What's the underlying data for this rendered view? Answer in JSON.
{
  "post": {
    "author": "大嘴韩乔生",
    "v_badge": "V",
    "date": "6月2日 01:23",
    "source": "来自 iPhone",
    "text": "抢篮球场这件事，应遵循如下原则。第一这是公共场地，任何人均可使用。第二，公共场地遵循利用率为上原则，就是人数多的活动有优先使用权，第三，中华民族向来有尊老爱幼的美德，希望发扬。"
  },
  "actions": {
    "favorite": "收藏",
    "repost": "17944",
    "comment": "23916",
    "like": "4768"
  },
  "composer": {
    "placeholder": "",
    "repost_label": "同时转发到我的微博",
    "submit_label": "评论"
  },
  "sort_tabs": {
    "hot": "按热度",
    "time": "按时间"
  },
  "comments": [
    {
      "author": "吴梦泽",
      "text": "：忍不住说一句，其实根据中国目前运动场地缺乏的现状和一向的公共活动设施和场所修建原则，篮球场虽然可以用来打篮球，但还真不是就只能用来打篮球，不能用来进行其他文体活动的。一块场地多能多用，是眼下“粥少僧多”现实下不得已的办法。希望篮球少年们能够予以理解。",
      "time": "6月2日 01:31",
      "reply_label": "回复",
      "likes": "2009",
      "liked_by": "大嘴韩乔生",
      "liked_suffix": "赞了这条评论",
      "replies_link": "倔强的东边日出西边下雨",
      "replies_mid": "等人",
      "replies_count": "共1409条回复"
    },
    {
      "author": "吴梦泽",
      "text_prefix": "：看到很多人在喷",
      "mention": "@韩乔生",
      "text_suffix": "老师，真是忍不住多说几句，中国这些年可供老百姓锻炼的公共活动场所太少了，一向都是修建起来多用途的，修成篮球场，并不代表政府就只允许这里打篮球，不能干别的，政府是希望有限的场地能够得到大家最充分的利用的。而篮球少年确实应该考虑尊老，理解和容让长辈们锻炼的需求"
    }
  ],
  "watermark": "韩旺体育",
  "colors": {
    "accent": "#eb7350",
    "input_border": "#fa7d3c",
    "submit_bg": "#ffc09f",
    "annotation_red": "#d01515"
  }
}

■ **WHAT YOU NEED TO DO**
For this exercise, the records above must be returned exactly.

■ **RESPONSE**
What's the underlying data for this rendered view? Answer in JSON.
{
  "post": {
    "author": "大嘴韩乔生",
    "v_badge": "V",
    "date": "6月2日 01:23",
    "source": "来自 iPhone",
    "text": "抢篮球场这件事，应遵循如下原则。第一这是公共场地，任何人均可使用。第二，公共场地遵循利用率为上原则，就是人数多的活动有优先使用权，第三，中华民族向来有尊老爱幼的美德，希望发扬。"
  },
  "actions": {
    "favorite": "收藏",
    "repost": "17944",
    "comment": "23916",
    "like": "4768"
  },
  "composer": {
    "placeholder": "",
    "repost_label": "同时转发到我的微博",
    "submit_label": "评论"
  },
  "sort_tabs": {
    "hot": "按热度",
    "time": "按时间"
  },
  "comments": [
    {
      "author": "吴梦泽",
      "text": "：忍不住说一句，其实根据中国目前运动场地缺乏的现状和一向的公共活动设施和场所修建原则，篮球场虽然可以用来打篮球，但还真不是就只能用来打篮球，不能用来进行其他文体活动的。一块场地多能多用，是眼下“粥少僧多”现实下不得已的办法。希望篮球少年们能够予以理解。",
      "time": "6月2日 01:31",
      "reply_label": "回复",
      "likes": "2009",
      "liked_by": "大嘴韩乔生",
      "liked_suffix": "赞了这条评论",
      "replies_link": "倔强的东边日出西边下雨",
      "replies_mid": "等人",
      "replies_count": "共1409条回复"
    },
    {
      "author": "吴梦泽",
      "text_prefix": "：看到很多人在喷",
      "mention": "@韩乔生",
      "text_suffix": "老师，真是忍不住多说几句，中国这些年可供老百姓锻炼的公共活动场所太少了，一向都是修建起来多用途的，修成篮球场，并不代表政府就只允许这里打篮球，不能干别的，政府是希望有限的场地能够得到大家最充分的利用的。而篮球少年确实应该考虑尊老，理解和容让长辈们锻炼的需求"
    }
  ],
  "watermark": "韩旺体育",
  "colors": {
    "accent": "#eb7350",
    "input_border": "#fa7d3c",
    "submit_bg": "#ffc09f",
    "annotation_red": "#d01515"
  }
}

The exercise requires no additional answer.